**Records for the task**
________________
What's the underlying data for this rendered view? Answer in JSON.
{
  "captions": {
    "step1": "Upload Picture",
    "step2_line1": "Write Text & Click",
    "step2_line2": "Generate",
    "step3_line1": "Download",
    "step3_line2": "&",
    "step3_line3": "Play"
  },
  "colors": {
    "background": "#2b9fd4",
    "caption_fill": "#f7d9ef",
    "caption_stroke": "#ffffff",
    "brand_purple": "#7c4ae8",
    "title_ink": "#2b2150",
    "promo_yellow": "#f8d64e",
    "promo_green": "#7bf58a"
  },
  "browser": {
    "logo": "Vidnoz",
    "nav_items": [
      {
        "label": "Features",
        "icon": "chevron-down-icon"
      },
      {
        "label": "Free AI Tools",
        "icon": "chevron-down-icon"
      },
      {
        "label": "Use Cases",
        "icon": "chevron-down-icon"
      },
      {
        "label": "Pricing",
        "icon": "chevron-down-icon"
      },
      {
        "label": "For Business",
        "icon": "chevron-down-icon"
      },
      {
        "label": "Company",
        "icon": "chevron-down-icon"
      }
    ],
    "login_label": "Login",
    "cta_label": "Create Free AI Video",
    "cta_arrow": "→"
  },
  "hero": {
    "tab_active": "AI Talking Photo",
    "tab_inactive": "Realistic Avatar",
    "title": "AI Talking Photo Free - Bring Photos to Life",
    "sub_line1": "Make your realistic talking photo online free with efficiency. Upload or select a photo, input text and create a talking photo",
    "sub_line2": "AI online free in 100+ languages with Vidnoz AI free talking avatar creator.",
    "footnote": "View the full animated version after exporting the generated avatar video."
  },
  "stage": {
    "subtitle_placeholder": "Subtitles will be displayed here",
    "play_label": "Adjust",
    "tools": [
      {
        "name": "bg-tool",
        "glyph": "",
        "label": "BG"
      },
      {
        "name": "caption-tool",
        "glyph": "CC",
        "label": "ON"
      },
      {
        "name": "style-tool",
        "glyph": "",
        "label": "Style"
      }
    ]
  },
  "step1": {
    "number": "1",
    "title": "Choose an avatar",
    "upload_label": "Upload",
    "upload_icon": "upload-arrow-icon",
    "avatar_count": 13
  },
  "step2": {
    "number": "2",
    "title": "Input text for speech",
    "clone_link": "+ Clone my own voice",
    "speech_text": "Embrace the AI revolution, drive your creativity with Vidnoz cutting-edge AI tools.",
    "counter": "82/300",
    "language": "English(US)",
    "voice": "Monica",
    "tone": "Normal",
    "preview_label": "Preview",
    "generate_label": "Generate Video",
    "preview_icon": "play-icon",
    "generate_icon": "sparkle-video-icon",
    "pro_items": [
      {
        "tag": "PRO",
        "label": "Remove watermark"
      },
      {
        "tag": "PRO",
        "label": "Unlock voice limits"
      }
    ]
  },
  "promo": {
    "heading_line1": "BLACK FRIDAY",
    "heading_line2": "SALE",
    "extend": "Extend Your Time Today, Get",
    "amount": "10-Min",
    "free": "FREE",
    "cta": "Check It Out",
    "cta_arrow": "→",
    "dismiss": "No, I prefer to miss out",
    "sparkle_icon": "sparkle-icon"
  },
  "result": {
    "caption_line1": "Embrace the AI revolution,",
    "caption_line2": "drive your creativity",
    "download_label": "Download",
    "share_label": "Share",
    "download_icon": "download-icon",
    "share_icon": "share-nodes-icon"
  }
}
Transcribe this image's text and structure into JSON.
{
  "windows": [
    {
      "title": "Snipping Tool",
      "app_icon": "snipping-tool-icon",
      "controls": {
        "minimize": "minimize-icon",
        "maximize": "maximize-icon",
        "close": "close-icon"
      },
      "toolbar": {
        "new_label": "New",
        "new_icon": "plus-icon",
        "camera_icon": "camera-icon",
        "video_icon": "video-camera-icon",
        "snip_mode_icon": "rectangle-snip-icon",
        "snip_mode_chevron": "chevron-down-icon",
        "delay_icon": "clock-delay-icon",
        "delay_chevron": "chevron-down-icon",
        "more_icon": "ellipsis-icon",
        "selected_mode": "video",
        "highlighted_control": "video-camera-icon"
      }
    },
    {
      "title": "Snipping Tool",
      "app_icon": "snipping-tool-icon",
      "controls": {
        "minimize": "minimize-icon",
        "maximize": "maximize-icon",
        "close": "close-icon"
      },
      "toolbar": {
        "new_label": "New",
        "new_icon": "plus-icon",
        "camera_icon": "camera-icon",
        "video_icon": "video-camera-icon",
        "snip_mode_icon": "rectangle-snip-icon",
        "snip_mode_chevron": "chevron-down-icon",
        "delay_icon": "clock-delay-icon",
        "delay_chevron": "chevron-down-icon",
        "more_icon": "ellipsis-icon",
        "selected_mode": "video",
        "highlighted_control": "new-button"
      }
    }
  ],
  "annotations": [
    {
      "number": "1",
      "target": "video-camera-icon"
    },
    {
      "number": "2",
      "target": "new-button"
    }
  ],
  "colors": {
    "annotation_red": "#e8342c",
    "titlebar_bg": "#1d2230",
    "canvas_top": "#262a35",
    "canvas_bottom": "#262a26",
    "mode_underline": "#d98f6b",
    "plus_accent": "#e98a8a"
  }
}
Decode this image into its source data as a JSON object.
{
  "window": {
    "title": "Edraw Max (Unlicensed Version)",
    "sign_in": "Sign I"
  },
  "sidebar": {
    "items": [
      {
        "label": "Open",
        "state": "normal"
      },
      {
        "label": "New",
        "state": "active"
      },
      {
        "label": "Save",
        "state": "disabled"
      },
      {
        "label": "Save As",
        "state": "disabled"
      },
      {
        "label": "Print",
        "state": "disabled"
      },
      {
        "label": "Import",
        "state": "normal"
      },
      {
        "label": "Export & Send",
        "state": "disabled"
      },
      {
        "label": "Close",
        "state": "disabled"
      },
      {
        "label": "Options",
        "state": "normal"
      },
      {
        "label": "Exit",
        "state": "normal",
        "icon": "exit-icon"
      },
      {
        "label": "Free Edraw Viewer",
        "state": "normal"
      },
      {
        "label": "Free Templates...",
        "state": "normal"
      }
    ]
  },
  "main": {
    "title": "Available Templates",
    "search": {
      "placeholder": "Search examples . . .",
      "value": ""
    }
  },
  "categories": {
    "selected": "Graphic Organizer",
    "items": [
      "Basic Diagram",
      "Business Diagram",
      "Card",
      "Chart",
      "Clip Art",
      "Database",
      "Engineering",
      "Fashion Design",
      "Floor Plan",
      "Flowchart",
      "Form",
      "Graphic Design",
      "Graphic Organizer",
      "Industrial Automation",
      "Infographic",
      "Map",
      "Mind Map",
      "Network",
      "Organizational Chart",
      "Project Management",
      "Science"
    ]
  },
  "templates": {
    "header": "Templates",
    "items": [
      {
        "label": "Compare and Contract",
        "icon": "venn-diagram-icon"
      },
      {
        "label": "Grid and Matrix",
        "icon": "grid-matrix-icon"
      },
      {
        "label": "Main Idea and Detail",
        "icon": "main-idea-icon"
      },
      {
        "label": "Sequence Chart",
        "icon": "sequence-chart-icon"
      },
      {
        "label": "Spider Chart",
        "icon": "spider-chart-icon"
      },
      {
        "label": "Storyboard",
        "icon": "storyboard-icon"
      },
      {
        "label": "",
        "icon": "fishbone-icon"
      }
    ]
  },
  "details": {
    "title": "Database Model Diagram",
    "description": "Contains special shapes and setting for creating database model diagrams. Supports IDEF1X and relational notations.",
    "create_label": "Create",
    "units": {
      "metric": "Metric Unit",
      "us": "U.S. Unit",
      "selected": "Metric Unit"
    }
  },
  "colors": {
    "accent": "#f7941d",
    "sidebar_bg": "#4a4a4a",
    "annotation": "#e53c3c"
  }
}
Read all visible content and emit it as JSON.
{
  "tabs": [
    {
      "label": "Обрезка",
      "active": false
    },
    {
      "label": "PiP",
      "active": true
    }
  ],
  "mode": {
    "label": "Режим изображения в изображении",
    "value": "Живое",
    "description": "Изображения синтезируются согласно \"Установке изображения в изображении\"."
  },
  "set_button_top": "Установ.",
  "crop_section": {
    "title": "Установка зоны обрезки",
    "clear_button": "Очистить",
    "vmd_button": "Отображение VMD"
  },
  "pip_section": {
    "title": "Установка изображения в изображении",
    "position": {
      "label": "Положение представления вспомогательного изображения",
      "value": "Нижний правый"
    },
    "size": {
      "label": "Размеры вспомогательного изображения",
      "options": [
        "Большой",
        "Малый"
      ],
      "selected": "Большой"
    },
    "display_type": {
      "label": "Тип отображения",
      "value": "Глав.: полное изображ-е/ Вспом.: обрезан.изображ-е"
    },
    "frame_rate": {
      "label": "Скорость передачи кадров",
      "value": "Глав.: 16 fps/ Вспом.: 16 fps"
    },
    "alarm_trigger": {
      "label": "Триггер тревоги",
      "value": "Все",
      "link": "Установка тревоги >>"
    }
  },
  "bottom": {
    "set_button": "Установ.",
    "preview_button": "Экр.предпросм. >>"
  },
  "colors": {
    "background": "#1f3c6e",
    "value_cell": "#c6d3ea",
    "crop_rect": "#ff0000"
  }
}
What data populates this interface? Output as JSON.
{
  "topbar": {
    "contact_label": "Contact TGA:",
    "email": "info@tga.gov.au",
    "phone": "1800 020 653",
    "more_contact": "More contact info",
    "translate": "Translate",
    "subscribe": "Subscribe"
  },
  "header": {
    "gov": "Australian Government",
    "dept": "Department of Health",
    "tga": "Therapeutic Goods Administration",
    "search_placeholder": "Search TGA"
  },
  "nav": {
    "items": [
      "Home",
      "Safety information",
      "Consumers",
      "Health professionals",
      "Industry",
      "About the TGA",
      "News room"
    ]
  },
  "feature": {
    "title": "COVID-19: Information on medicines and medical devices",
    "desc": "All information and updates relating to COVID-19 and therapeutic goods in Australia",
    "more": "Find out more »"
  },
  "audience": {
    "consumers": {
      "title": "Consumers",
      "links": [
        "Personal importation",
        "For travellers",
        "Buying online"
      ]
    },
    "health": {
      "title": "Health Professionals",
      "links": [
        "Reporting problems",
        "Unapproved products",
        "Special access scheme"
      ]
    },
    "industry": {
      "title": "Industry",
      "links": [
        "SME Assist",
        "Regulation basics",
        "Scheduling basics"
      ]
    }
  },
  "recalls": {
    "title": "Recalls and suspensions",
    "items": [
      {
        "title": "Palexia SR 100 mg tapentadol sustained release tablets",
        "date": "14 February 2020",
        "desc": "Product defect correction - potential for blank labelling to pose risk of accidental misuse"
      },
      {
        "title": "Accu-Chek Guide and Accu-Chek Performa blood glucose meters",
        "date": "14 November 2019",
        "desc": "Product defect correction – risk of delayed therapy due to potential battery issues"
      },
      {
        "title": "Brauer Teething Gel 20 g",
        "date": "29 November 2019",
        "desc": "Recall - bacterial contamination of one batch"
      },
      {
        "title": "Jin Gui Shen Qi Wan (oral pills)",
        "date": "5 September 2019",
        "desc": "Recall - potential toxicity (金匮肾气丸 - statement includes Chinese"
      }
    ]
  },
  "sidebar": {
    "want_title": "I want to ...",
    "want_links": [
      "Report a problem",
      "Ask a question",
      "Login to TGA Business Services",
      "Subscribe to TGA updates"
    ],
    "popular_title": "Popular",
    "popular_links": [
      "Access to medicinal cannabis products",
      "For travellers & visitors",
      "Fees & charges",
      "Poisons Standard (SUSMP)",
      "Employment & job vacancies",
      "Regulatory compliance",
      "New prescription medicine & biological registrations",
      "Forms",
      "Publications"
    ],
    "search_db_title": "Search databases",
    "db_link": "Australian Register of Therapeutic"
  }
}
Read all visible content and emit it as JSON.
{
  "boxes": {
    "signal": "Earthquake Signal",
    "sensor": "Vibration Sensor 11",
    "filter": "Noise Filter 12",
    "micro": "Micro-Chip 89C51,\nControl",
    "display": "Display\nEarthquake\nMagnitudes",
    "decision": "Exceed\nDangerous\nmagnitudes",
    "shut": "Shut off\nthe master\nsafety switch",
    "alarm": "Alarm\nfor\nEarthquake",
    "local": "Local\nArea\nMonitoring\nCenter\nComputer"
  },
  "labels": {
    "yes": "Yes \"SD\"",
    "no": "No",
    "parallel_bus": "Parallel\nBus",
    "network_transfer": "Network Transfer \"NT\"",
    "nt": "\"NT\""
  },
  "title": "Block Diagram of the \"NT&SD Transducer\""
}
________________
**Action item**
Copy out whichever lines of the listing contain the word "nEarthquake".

**Answer section**
    "display": "Display\nEarthquake\nMagnitudes",
    "alarm": "Alarm\nfor\nEarthquake",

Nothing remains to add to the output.